1. anonymous

i think it is a am i right yes or no

2. anonymous

$a_n = 1 \quad a_0 = -3$

3. anonymous

$\pm \frac{1,3}{1} = 1, 3, -1, -3$

4. anonymous

you're right, but what matters is the process you used.

5. anonymous

ok can u check another one for me

6. anonymous

What does Descartes's Rule of Signs tell you about the real roots of the polynomial? –2x3 + 3x2 – 5x – 2 = 0 (1 point) There is one positive root and either 2 or 0 negative roots. There are either 2 or 0 positive roots and there are either 2 or 0 negative roots. There is one positive root and one negative root. There are either 2 or 0 positive roots and one negative root. i think it c

7. anonymous

@wio am a right

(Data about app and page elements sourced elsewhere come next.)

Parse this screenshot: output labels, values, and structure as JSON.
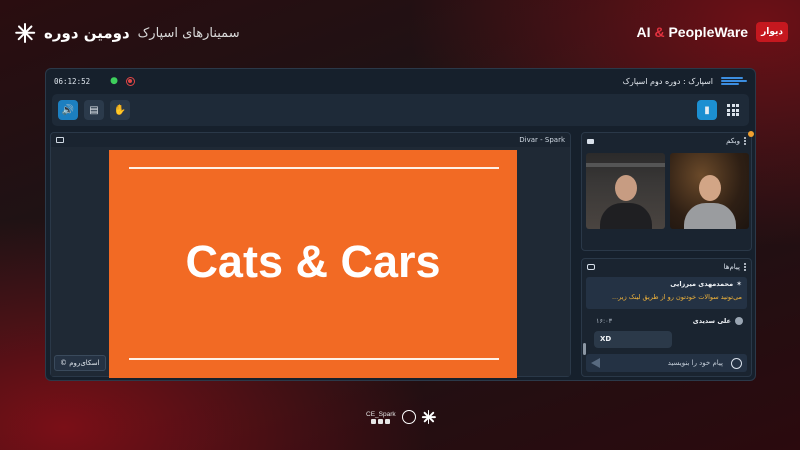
{
  "banner": {
    "left_bold": "دومین دوره",
    "left_light": "سمینارهای اسپارک",
    "right_title_ai": "AI",
    "right_title_amp": "&",
    "right_title_rest": "PeopleWare",
    "badge": "دیوار"
  },
  "topbar": {
    "clock": "06:12:52",
    "room_title": "اسپارک : دوره دوم اسپارک"
  },
  "presentation": {
    "name": "Divar - Spark",
    "slide_title": "Cats & Cars",
    "skyroom_badge": "اسکای‌روم ©"
  },
  "webcam": {
    "label": "وبکم"
  },
  "chat": {
    "label": "پیام‌ها",
    "pinned_author": "محمدمهدی میرزایی",
    "pinned_message": "می‌تونید سوالات خودتون رو از طریق لینک زیر...",
    "message_author": "علی سدیدی",
    "message_time": "۱۶:۰۳",
    "message_text": "XD",
    "input_placeholder": "پیام خود را بنویسید"
  },
  "footer": {
    "handle": "CE_Spark"
  },
  "colors": {
    "slide_bg": "#f26a24",
    "accent_blue": "#1c7fc0",
    "pinned_text": "#f2b43a",
    "record_red": "#e24646",
    "wifi_green": "#3ecf5c"
  },
  "icons": {
    "toolbar_left": [
      "speaker-icon",
      "folder-icon",
      "hand-raise-icon"
    ],
    "toolbar_right": [
      "chat-icon",
      "grid-icon"
    ]
  }
}
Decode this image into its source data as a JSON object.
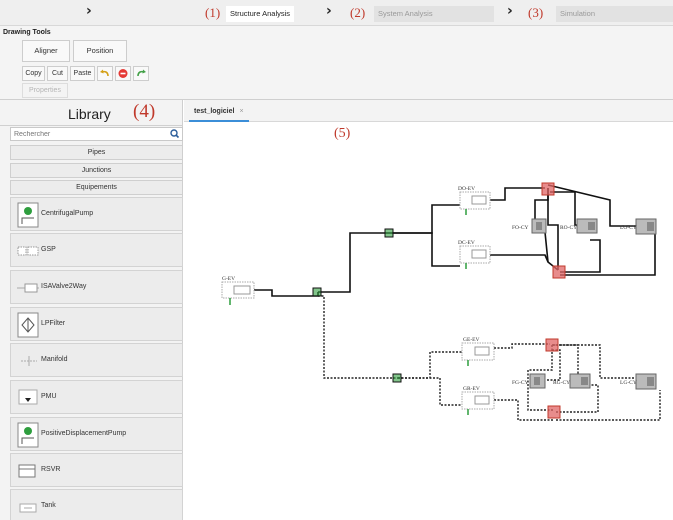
{
  "stepbar": {
    "steps": [
      {
        "num": "(1)",
        "label": "Structure Analysis",
        "active": true
      },
      {
        "num": "(2)",
        "label": "System Analysis",
        "active": false
      },
      {
        "num": "(3)",
        "label": "Simulation",
        "active": false
      }
    ],
    "arrow": "›",
    "accent": "#c0392b"
  },
  "ribbon": {
    "title": "Drawing Tools",
    "aligner_label": "Aligner",
    "position_label": "Position",
    "copy_label": "Copy",
    "cut_label": "Cut",
    "paste_label": "Paste",
    "properties_label": "Properties",
    "icons": [
      "undo-icon",
      "stop-icon",
      "redo-icon"
    ]
  },
  "library": {
    "title": "Library",
    "annotation": "(4)",
    "search_placeholder": "Rechercher",
    "categories": [
      "Pipes",
      "Junctions",
      "Equipements"
    ],
    "items": [
      "CentrifugalPump",
      "GSP",
      "ISAValve2Way",
      "LPFilter",
      "Manifold",
      "PMU",
      "PositiveDisplacementPump",
      "RSVR",
      "Tank"
    ]
  },
  "editor": {
    "tab_label": "test_logiciel",
    "tab_close": "×",
    "annotation": "(5)"
  },
  "diagram": {
    "components": [
      "G-EV",
      "DO-EV",
      "DC-EV",
      "FO-CY",
      "RO-CY",
      "LO-CY",
      "GE-EV",
      "GR-EV",
      "FG-CY",
      "RG-CY",
      "LG-CY"
    ],
    "colors": {
      "pipe_solid": "#111111",
      "pipe_dashed": "#222222",
      "junction": "#e06666",
      "port": "#2e9e3e",
      "component": "#888888"
    }
  }
}
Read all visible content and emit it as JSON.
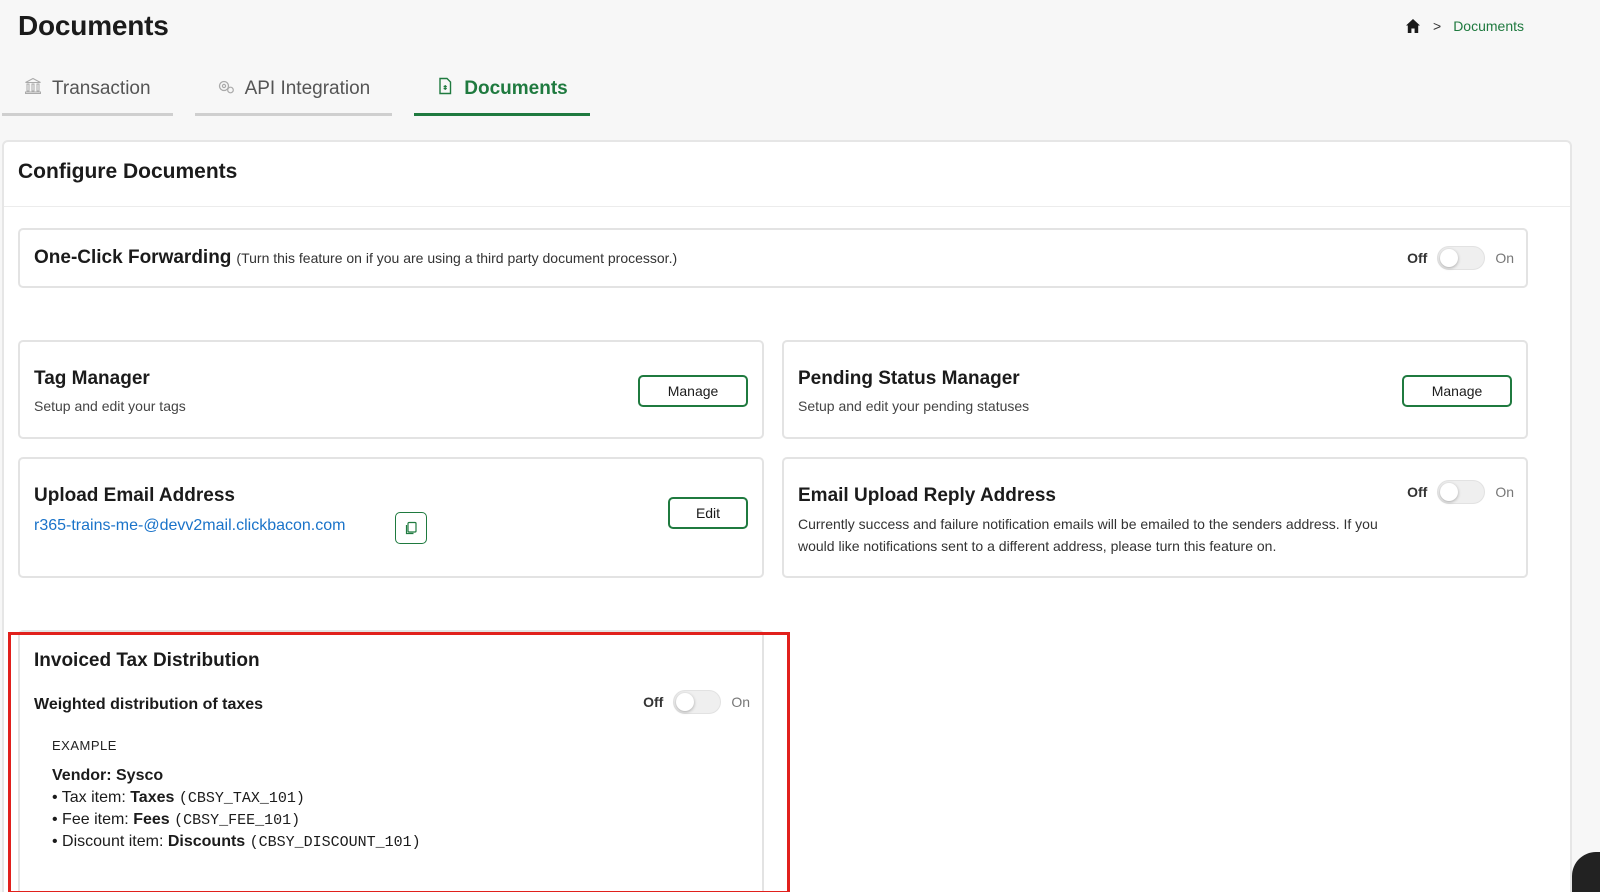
{
  "header": {
    "title": "Documents",
    "breadcrumb": {
      "home_icon": "home-icon",
      "separator": ">",
      "current": "Documents"
    }
  },
  "tabs": [
    {
      "label": "Transaction",
      "icon": "bank-icon",
      "active": false
    },
    {
      "label": "API Integration",
      "icon": "gear-icon",
      "active": false
    },
    {
      "label": "Documents",
      "icon": "document-icon",
      "active": true
    }
  ],
  "configure": {
    "title": "Configure Documents",
    "one_click": {
      "title": "One-Click Forwarding",
      "note": "(Turn this feature on if you are using a third party document processor.)",
      "off_label": "Off",
      "on_label": "On",
      "enabled": false
    },
    "tag_manager": {
      "title": "Tag Manager",
      "subtitle": "Setup and edit your tags",
      "button": "Manage"
    },
    "pending_status": {
      "title": "Pending Status Manager",
      "subtitle": "Setup and edit your pending statuses",
      "button": "Manage"
    },
    "upload_email": {
      "title": "Upload Email Address",
      "email": "r365-trains-me-@devv2mail.clickbacon.com",
      "copy_icon": "copy-icon",
      "button": "Edit"
    },
    "reply_address": {
      "title": "Email Upload Reply Address",
      "description": "Currently success and failure notification emails will be emailed to the senders address. If you would like notifications sent to a different address, please turn this feature on.",
      "off_label": "Off",
      "on_label": "On",
      "enabled": false
    },
    "tax_distribution": {
      "title": "Invoiced Tax Distribution",
      "weighted_label": "Weighted distribution of taxes",
      "off_label": "Off",
      "on_label": "On",
      "enabled": false,
      "example": {
        "label": "EXAMPLE",
        "vendor": "Vendor: Sysco",
        "items": [
          {
            "prefix": "• Tax item: ",
            "name": "Taxes",
            "code": "(CBSY_TAX_101)"
          },
          {
            "prefix": "• Fee item: ",
            "name": "Fees",
            "code": "(CBSY_FEE_101)"
          },
          {
            "prefix": "• Discount item: ",
            "name": "Discounts",
            "code": "(CBSY_DISCOUNT_101)"
          }
        ]
      }
    }
  },
  "colors": {
    "accent": "#1f7a3f",
    "link": "#1a73c9",
    "highlight": "#e1201c"
  }
}
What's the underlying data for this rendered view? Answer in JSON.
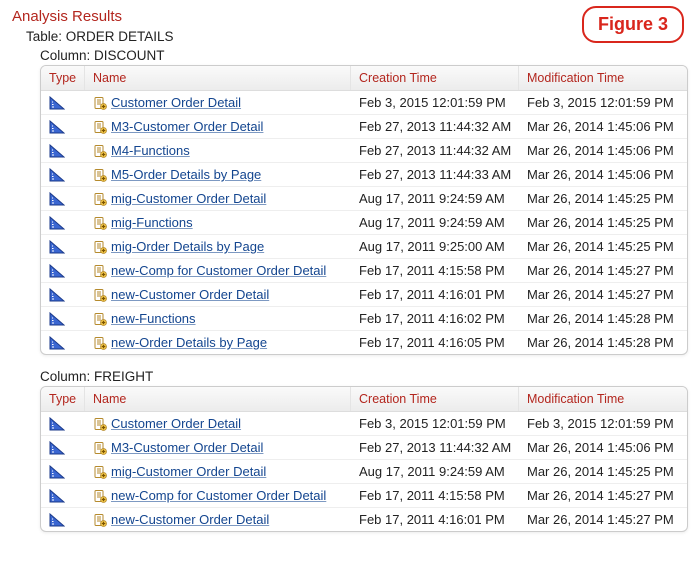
{
  "figure_label": "Figure 3",
  "title": "Analysis Results",
  "table_prefix": "Table: ",
  "table_name": "ORDER DETAILS",
  "column_prefix": "Column: ",
  "columns_headers": {
    "type": "Type",
    "name": "Name",
    "ctime": "Creation Time",
    "mtime": "Modification Time"
  },
  "sections": [
    {
      "column": "DISCOUNT",
      "rows": [
        {
          "name": "Customer Order Detail",
          "ctime": "Feb 3, 2015 12:01:59 PM",
          "mtime": "Feb 3, 2015 12:01:59 PM"
        },
        {
          "name": "M3-Customer Order Detail",
          "ctime": "Feb 27, 2013 11:44:32 AM",
          "mtime": "Mar 26, 2014 1:45:06 PM"
        },
        {
          "name": "M4-Functions",
          "ctime": "Feb 27, 2013 11:44:32 AM",
          "mtime": "Mar 26, 2014 1:45:06 PM"
        },
        {
          "name": "M5-Order Details by Page",
          "ctime": "Feb 27, 2013 11:44:33 AM",
          "mtime": "Mar 26, 2014 1:45:06 PM"
        },
        {
          "name": "mig-Customer Order Detail",
          "ctime": "Aug 17, 2011 9:24:59 AM",
          "mtime": "Mar 26, 2014 1:45:25 PM"
        },
        {
          "name": "mig-Functions",
          "ctime": "Aug 17, 2011 9:24:59 AM",
          "mtime": "Mar 26, 2014 1:45:25 PM"
        },
        {
          "name": "mig-Order Details by Page",
          "ctime": "Aug 17, 2011 9:25:00 AM",
          "mtime": "Mar 26, 2014 1:45:25 PM"
        },
        {
          "name": "new-Comp for Customer Order Detail",
          "ctime": "Feb 17, 2011 4:15:58 PM",
          "mtime": "Mar 26, 2014 1:45:27 PM"
        },
        {
          "name": "new-Customer Order Detail",
          "ctime": "Feb 17, 2011 4:16:01 PM",
          "mtime": "Mar 26, 2014 1:45:27 PM"
        },
        {
          "name": "new-Functions",
          "ctime": "Feb 17, 2011 4:16:02 PM",
          "mtime": "Mar 26, 2014 1:45:28 PM"
        },
        {
          "name": "new-Order Details by Page",
          "ctime": "Feb 17, 2011 4:16:05 PM",
          "mtime": "Mar 26, 2014 1:45:28 PM"
        }
      ]
    },
    {
      "column": "FREIGHT",
      "rows": [
        {
          "name": "Customer Order Detail",
          "ctime": "Feb 3, 2015 12:01:59 PM",
          "mtime": "Feb 3, 2015 12:01:59 PM"
        },
        {
          "name": "M3-Customer Order Detail",
          "ctime": "Feb 27, 2013 11:44:32 AM",
          "mtime": "Mar 26, 2014 1:45:06 PM"
        },
        {
          "name": "mig-Customer Order Detail",
          "ctime": "Aug 17, 2011 9:24:59 AM",
          "mtime": "Mar 26, 2014 1:45:25 PM"
        },
        {
          "name": "new-Comp for Customer Order Detail",
          "ctime": "Feb 17, 2011 4:15:58 PM",
          "mtime": "Mar 26, 2014 1:45:27 PM"
        },
        {
          "name": "new-Customer Order Detail",
          "ctime": "Feb 17, 2011 4:16:01 PM",
          "mtime": "Mar 26, 2014 1:45:27 PM"
        }
      ]
    }
  ],
  "icons": {
    "type_icon": "ruler-triangle-icon",
    "name_icon": "document-plus-icon"
  }
}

8. anonymous

Well it has 3 roots. We know it has 2 or 0 positive roots.

9. anonymous

so its d

10. anonymous

you didn't list d

11. anonymous

aThere is one positive root and either 2 or 0 negative roots. bThere are either 2 or 0 positive roots and there are either 2 or 0 negative roots. cThere is one positive root and one negative root. dThere are either 2 or 0 positive roots and one negative root.

12. anonymous

d looks best.

13. anonymous

ok i have 1 more

14. anonymous

Find a third-degree polynomial equation with rational coefficients that has roots –4 and 6 + i. (1 point) x3 – 8x2 – 11x + 148 = 0 x3 – 8x2 – 12x + 37 = 0 x3 – 12x2 + 37x = 0 x3 – 8x2 – 11x = 0 i think this one is b or a

15. anonymous

Obviously it is a or b, since 0 is not a root.

16. anonymous

so which one do u think it is im going with a

17. anonymous

can't you just plug 4 into one of them to find out?

18. anonymous

whats number 2 to this ?

19. anonymous

a a d a d